(1) Binding contracts. Any property shall be treated as pre-termination property to the extent that such property is constructed, reconstructed, erected, or acquired pursuant to a contract which was, on April 18, 1969, and at all times thereafter, binding on the taxpayer.
Mass.Gen.Laws, Ann. ch. 106, § 2-202, Final Written Expression: Parol or Extrinsic Evidence
Terms with respect to which the confirmatory memoranda of the parties agree or which are otherwise set forth in a writing intended by the parties as a final expression of their agreement with respect to such terms as are included therein may not be contradicted by evidence of any prior agreement or of a contemporaneous oral agreement but may be explained or supplemented
(a) by course of dealing or usage of trade (section 1-205) or by course of performance (section 2-208); and
(b) by evidence of consistent additional terms unless the court finds the writing to have been intended also as a complete and exclusive statement of the terms of the agreement.
Professor Corbin states the parol evidence rule as follows: "When two parties have made a contract and have expressed it in a writing to which they have both assented as the complete and accurate integration of that contract, evidence, whether parol or otherwise, of antecedent understandings and negotiations will not be admitted for the purpose of varying or contradicting the writing." 3 A. Corbin, Corbin on Contracts § 573 at 357 (1960)
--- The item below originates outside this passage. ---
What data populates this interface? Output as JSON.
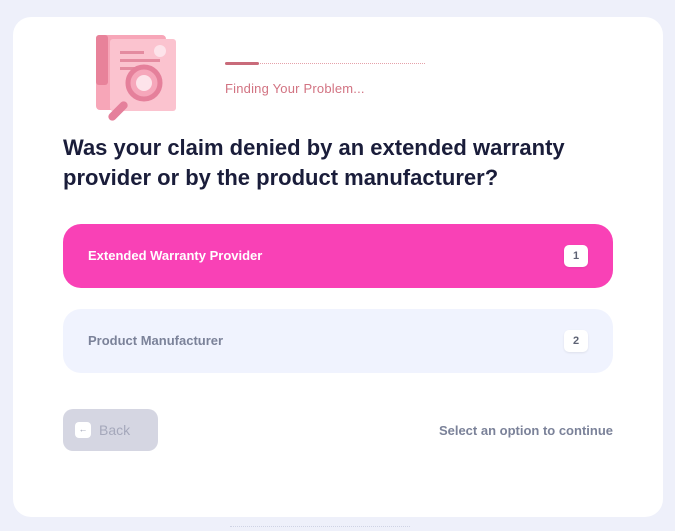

Corbin emphasizes that the parol evidence rule purports to exclude testimony only when it is offered for the purpose of "varying or contradicting" the terms of an "integrated" contract; it does not purport to exclude evidence offered for the purpose of interpreting and giving a meaning to those terms. Id., § 543 at 130
"Cancellation" occurs when either party puts an end to the contract for breach by the other and its effect is the same as that of "termination" except that the cancelling party also retains any remedy for breach of the whole contract or any unperformed balance.
It is true that the language of some agreements has been believed to be so plain and clear that the court needs no assistance in interpreting. Even in these cases, however, it will be found that the court has had the aid of parol evidence of the surrounding circumstances. The meaning to be discovered and applied is that which each party had reason to know would be given to the words by the other party. Antecedent and surrounding factors that throw light upon this question may be proved by any kind of relevant evidence
Corbin, § 579 at 414-20 (footnotes omitted).
Prior to his appointment to the court, Justice Braucher was Reporter to The American Law Institute for the Restatement, Second, of Contracts
As indicated by Justice Braucher's citation of the 1899 case of Violette v. Rice, Massachusetts has had a long and consistent experience with the parol evidence rule
Section 1-205(2) provides:
(2) A usage of trade is any practice or method of dealing having such regularity of observance in a place, vocation or trade as to justify an expectation that it will be observed with respect to the transaction in question. The existence and scope of such a usage are to be proved as facts. If it is established that such a usage is embodied in a written trade code or similar writing the interpretation of the writing is for the court.
See note 5, Supra